Music Critics Discuss Hi-Rez Audio

The first National Critics Conference in US history took place May 25–29 at the Omni Hotel in downtown Los Angeles. Subtitled "Critical Unity in Critical Times," the gathering brought together US and Canadian members of organizations devoted to visual arts, dance, jazz, classical music, and theater criticism.

The conference began with a keynote address, "Seeing the Critic as Critical," delivered by producer, director, and social activist Norman Lear, whose credits range from All in the Family’s infamous Archie Bunker to the recent purchase of Concord Jazz/Fantasy Records. The more than 450 attendees were then free to attend three days’ worth of cross-disciplinary panels and sessions devoted to specific field(s) of expertise. Classical critics were as free to attend "African-American Perspectives on Jazz Journalism" as jazz critics were to drop in on "Photography as Criticism."

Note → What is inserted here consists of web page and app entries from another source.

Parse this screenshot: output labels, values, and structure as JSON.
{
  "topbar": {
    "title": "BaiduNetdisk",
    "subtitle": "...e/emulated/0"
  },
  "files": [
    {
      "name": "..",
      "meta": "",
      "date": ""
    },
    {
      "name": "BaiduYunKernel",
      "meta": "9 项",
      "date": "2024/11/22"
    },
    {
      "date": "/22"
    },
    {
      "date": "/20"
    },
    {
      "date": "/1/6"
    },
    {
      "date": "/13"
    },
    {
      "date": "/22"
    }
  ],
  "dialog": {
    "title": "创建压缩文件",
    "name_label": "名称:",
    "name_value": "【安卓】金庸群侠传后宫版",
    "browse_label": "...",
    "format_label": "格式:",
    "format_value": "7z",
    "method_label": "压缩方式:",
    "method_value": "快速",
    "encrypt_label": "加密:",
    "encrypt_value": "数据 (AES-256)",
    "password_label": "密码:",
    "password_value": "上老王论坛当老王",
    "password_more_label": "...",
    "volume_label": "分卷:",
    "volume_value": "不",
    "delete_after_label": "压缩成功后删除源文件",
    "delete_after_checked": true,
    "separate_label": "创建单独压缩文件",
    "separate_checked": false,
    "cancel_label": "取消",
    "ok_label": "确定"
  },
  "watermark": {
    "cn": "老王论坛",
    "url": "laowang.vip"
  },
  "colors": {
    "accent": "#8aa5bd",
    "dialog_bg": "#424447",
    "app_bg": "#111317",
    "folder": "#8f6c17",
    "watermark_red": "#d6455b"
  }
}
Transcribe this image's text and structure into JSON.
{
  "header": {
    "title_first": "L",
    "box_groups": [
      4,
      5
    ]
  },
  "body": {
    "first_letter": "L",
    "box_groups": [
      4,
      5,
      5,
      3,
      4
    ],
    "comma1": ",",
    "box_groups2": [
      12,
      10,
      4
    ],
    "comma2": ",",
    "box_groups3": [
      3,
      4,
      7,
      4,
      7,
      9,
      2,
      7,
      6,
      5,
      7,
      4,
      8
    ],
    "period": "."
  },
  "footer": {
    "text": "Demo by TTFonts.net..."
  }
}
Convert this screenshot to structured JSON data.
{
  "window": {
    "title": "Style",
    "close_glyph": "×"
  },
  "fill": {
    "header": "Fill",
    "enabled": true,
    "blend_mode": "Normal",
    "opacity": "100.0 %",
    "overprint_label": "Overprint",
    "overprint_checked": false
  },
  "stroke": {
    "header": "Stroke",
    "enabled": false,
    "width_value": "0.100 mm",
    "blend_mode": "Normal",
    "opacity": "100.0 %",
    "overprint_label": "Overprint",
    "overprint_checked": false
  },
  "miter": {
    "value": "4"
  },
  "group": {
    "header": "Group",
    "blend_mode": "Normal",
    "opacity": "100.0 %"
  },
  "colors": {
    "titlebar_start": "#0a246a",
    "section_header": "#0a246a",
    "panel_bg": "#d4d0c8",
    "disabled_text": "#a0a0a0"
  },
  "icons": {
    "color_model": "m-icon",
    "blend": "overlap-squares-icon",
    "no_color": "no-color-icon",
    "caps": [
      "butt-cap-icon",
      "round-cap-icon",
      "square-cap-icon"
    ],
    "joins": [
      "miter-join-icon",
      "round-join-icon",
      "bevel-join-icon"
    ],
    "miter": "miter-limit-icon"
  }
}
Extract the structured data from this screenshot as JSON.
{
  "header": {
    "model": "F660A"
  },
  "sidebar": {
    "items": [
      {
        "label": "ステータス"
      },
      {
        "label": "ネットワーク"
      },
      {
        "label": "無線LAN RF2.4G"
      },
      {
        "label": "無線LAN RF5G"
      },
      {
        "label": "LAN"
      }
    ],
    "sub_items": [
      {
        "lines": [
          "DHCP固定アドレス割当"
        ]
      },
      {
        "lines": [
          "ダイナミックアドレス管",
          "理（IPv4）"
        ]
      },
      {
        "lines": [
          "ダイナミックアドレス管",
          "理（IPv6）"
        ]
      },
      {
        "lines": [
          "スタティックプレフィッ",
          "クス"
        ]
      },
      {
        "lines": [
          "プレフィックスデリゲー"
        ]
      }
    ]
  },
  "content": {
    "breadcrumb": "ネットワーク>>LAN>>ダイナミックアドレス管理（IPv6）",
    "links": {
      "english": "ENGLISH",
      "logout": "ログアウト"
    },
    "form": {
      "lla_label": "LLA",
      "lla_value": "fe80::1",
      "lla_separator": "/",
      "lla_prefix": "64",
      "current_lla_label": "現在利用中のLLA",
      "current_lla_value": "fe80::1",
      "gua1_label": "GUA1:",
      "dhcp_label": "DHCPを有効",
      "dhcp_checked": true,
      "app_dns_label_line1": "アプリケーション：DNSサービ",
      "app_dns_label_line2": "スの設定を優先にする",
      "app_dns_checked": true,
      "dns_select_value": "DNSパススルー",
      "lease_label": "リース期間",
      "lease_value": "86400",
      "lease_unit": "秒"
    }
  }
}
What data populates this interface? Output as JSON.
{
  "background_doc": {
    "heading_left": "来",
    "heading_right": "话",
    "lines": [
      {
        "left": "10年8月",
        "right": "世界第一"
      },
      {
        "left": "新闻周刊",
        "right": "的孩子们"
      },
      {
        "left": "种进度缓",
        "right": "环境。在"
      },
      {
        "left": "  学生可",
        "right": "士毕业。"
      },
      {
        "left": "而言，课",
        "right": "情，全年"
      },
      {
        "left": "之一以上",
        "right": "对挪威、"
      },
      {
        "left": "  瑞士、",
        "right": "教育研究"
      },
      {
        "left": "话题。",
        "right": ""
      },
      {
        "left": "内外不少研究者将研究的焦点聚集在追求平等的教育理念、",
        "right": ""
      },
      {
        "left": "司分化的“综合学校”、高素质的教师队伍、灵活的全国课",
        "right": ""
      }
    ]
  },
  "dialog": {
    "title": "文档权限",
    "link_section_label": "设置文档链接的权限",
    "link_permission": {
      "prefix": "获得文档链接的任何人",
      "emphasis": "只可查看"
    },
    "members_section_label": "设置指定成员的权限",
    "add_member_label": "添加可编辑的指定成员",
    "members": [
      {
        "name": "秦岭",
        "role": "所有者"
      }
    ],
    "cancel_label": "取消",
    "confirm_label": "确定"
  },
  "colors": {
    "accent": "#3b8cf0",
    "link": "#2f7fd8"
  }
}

Several revelations shared in "Slipped Discs: The Classical Recordings Crisis," a panel sponsored by the Music Critics Association of North America (MCANA), should prove of special interest to Stereophile readers. The panel, moderated by Rick Ginell, regular contributor to the Los Angeles Times, American Record Guide, and Daily Variety, included: Rochelle Abramson, first-section violinist of the LA Philharmonic; John Kieser, head of operations at SFS Media and producer of the San Francisco Symphony’s multichannel Mahler series on hybrid SACDs, which has won a Grammy for engineering and two for performance; David Mermelstein, classical music critic of the LA Daily News and contributor to the New York Times; and this freelance audio and music critic. Although no one took an actual count, attendees probably numbered close to 45.

John Kieser shared the good news. The SFSO’s first six Mahler discs—including the stunning, recently released performance of Symphony 9—have so far sold at least 65,000 copies. While the Symphony had initially expected that the bulk of sales would be to local SFSO patrons, sales have been equally divided among Bay Area markets, national markets, and international outlets. It is not known how many purchasers own SACD players or multichannel systems, or to what extent the discs’ high-resolution playback options have motivated their purchases.

After Keiser completed his presentation, I discussed my own genesis as a critic, and the many rewards and joys of owning a high-end system. I then asked how many critics in the room owned an SACD, DVD-Audio, or multiformat player, and how many had multichannel systems.

Exactly six critics copped to owning high-resolution players. (I confess to sticking to units I have received for review until Theta releases its long awaited SACD/DVD-A option for the Theta Gen. VIII DAC/preamp.) Exactly two critics, one an 84-year-old who writes little these days, own multichannel systems of undetermined quality. One critic asked what SACD was.

While the financial reality is that more and more US critics are low-paid freelancers who can’t afford high-end systems, let alone healthcare, their inability to evaluate the benefits of high-resolution formats does not bode well for generating mass demand for better sound. To make matters worse, at least two critics who value SACD and DVD-A revealed that their editors routinely cut references to sound quality from their reviews, considering them irrelevant to the average reader.

Dealers and industry reps would be wise to invite music critics in their territories to demonstrations of high-resolution formats, in which hi-rez recordings from multiple genres could be evaluated in silence. Publications such as The New Yorker, considered one of the best US sources of classical criticism, have finally decided to review music DVDs along with CDs. Why not hi-rez recordings as well, with special attention to their benefits? There is a potential audience waiting to discover itself, and informed critics are key to its awakening.